▶ _Data records_
● ● ● ● ● ● ●
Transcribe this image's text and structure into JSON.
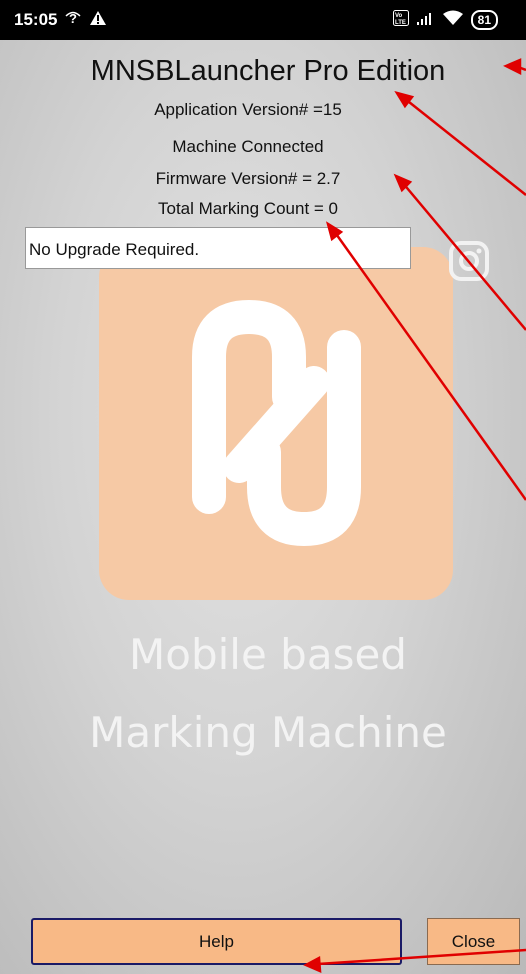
{
  "status_bar": {
    "time": "15:05",
    "left_icons": [
      "wifi-question-icon",
      "warning-icon"
    ],
    "right_icons": [
      "volte-icon",
      "signal-icon",
      "wifi-icon"
    ],
    "battery": "81"
  },
  "header": {
    "title": "MNSBLauncher Pro Edition"
  },
  "info": {
    "app_version": "Application Version# =15",
    "connection": "Machine Connected",
    "firmware_version": "Firmware Version# = 2.7",
    "marking_count": "Total Marking Count = 0"
  },
  "status_message": "No Upgrade Required.",
  "background": {
    "tagline_line1": "Mobile based",
    "tagline_line2": "Marking Machine",
    "tile_color": "#f6c9a5"
  },
  "buttons": {
    "help": "Help",
    "close": "Close"
  },
  "colors": {
    "button_bg": "#f8b986",
    "annotation_arrow": "#e00000"
  }
}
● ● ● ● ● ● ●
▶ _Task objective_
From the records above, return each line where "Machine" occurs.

▶ _Task answer_
    "connection": "Machine Connected",
    "tagline_line2": "Marking Machine",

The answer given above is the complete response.